But let me describe to you another city. At best, it can be described as a city that tolerates the anti-Semitism in its midst. In the past few years, I have found it is almost impossible to walk down its main streets without having anti-Semitic abuse hurled at me and my family. Cars slow down, with windows opened, in order to unleash a bloodcurdling howl of Jew-hatred. I don't feel comfortable to dress, outwardly, as a Jew in that city. It is a place to which I fear to bring my children; I don't want them to know the face of anti-Semitism.
A young relative of the Rabbi, in that city, had a pellet gun shot at him indiscriminately. The synagogue there has been the target of repeated acts of vandalism.Recently, anti-Semites located the home of its only Orthodox Rabbi. They hurled bricks through its door in the middle of the night.
The fear that such an attack can strike into the hearts of a young family is barely describable.When will the next brick come?
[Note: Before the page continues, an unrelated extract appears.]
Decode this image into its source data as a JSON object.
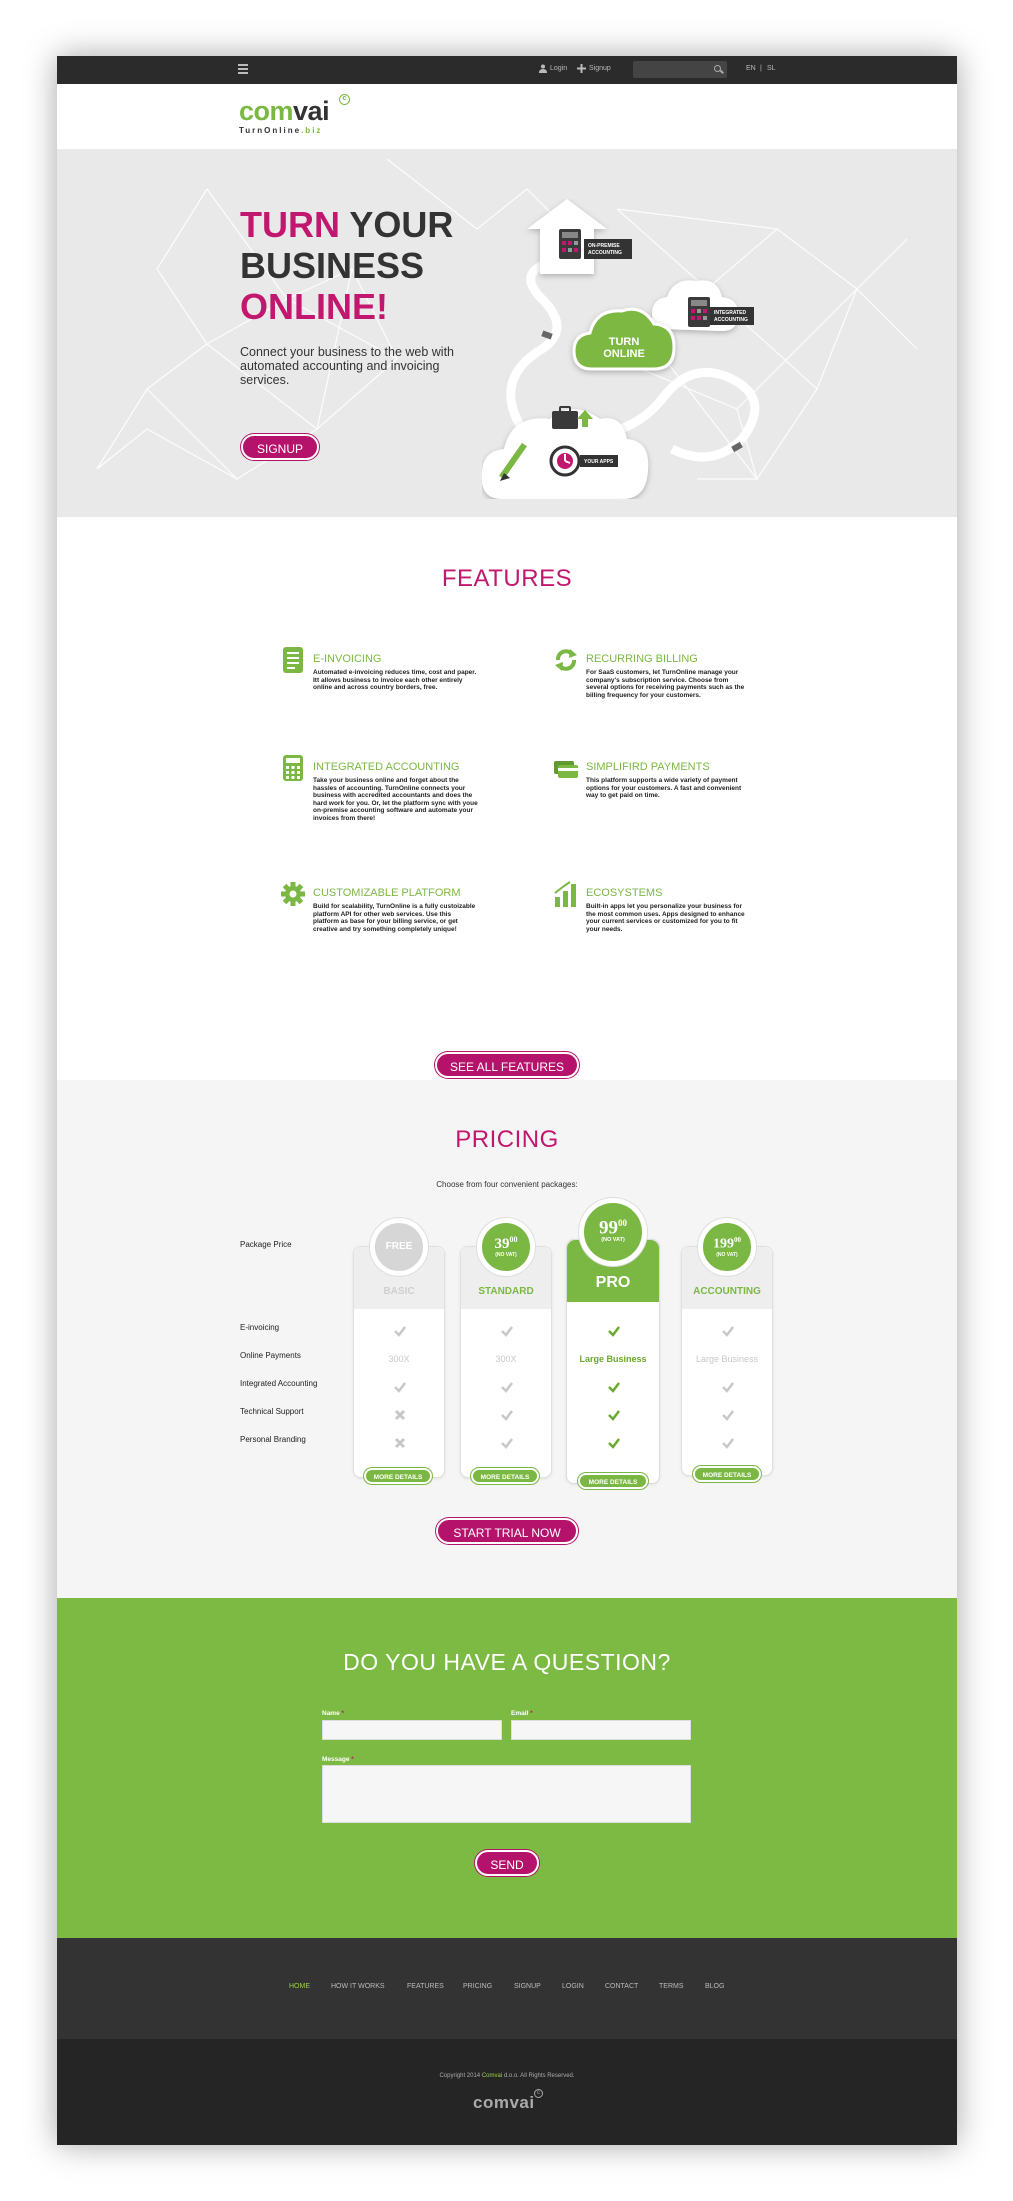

Will it still be a brick, or will it, God forbid, be something worse? How are they supposed to explain the attacks to their children? It is the sort of fear that can drive a family, and even a community, out of a city. The city I'm now describing is also Leicester; the Leicester of my adulthood. Not since Simon de Montfort, who was known for his Jew-hatred, has Leicester been so overcast with the shadow of anti-Semitism.
....Very few of Leicester's Jews dress outwardly as Jews (in skull caps, and fringes on the corners of their clothes). But, when a Jew does walk around dressed in traditional garb, there's almost bound to be to be a confrontation. Community cohesion might be good, generally, but if even one religious identity cannot flourish there, then it cannot be said to be a city that "does diversity"....
Many of the anti-Semites who have confronted me in Leicester were of clear religious affiliation, and belonged to ethnic minorities themselves. They should have known better. I haven't a clue who's responsible for this most recent spate of attacks; I certainly won't jump to any assumptions.... Until the rank and file membership of faith groups in Leicester take this lesson to heart, those communities have a duty to do more than issue reassuring quotes, however heartfelt. I appreciate their support but what are they actually going to do?....' http://www.thisisleicestershire.co.uk/Leicester-getting-racist/story-12789760-detail/story.html